Love and respect, much as we often connect them, aren’t really the same thing at all...Love and respect are the two most important aspects not only of marriage but of parenting and of all significant relationships as well. Peter Gray, who has conducted and published research in neuroendocrinology, developmental psychology, anthropology, and education, put it this way: ‘Love without respect is dangerous; it can crush the other person, sometimes literally. To respect is to understand that the other person is not you, not an extension of you, not a reflection of you, not your toy, not your pet, not your product. In a relationship of respect, your task is to understand the other person as a unique individual and learn how to mesh your needs with his or hers and help that person achieve what he or she wants to achieve. Your task is not to control the other person or try to change him or her in a direction that you desire but he or she does not. I think this applies as much to parent-child relationships as to husband-wife relationships.’

Rabbi Blech further differentiates between these two values by exploring different mitzvot in which we are commanded to love or respect:

Perhaps the area in which the difference between love and respect becomes most clear is with regard to one’s self. The biblical commandment reads 'love your neighbor as yourself' because self-love is assumed – who doesn’t love and want to do everything possible for their own selves? Yet self-respect is an ideal so often found wanting, especially among those who will tell you that they love to pursue anything which will make them happy.

It is fascinating that the Torah did not command us to love our parents. It told us to honor and respect them. Love can worship without reason. Respect adds worth and esteem to the equation. It clothes love in garments of admiration, approval and appreciation.

If we apply this concept to the original question, we see that while the students of Rabbi Akiva may have loved their fellow Jews, that does not guarantee that they actually respected each other: 

The students of Rabbi Akiva must’ve acknowledged the religious requirement stressed by their teacher to love their fellow man. Perhaps they even verbalized affection and willingness to help their colleagues when necessary. The one thing however they failed to do was to live their lives with mutual respect for each other, because they didn’t understand that that was the next step their Rabbi intended for them to master as necessary part of their spiritual growth.

Rabbi Blech concludes with the following message:

For 32 days students died. The number 32 as a Hebrew word has special significance. It spells the word lev – heart. The heart is the source of love.
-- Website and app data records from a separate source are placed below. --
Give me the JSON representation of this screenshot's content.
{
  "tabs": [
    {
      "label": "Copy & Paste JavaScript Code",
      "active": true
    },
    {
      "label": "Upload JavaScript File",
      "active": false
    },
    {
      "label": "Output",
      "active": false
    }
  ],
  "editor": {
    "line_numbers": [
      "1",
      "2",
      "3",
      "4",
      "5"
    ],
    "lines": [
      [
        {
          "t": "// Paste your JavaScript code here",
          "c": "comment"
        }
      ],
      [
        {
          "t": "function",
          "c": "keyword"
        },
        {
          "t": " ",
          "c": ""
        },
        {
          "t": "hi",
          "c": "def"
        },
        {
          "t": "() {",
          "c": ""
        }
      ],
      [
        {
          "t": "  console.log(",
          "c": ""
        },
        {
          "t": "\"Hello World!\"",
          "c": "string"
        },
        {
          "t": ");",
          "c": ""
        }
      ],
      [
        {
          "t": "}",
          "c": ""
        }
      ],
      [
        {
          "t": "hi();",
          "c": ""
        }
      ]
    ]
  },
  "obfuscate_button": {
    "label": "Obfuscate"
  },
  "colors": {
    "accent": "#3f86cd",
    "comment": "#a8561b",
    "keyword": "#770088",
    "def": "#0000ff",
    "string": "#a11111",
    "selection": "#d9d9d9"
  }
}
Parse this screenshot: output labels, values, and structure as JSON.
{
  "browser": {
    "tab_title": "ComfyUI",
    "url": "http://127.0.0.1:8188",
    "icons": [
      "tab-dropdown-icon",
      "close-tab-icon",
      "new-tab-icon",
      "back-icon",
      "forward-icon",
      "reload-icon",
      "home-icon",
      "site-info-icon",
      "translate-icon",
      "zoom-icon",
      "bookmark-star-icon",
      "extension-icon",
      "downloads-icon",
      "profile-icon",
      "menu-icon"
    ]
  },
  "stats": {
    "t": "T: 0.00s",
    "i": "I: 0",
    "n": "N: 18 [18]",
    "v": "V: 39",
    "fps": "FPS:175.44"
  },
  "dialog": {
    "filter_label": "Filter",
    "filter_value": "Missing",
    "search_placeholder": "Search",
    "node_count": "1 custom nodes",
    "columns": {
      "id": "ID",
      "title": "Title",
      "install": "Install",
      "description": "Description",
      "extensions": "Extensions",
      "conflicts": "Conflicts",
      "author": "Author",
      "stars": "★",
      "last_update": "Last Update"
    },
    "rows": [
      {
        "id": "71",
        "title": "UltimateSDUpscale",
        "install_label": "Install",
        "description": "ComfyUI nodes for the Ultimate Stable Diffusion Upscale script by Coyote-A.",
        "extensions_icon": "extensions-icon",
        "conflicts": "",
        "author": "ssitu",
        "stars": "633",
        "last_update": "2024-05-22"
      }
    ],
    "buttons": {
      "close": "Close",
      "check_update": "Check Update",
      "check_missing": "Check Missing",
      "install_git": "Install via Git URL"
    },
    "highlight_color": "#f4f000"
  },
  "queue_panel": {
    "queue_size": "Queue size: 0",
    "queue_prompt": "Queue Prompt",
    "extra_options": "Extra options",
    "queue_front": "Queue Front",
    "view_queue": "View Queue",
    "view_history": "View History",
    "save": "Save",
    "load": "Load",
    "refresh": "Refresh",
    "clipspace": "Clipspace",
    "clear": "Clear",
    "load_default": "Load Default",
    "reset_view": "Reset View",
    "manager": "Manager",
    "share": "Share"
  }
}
But love alone, without respect, will perish. And so the students died until they went beyond that number. The plague ended on the 33rd day, observed as Lag B’Omer. Hopefully we learn from the holiday’s profound message that respect is needed to complete love.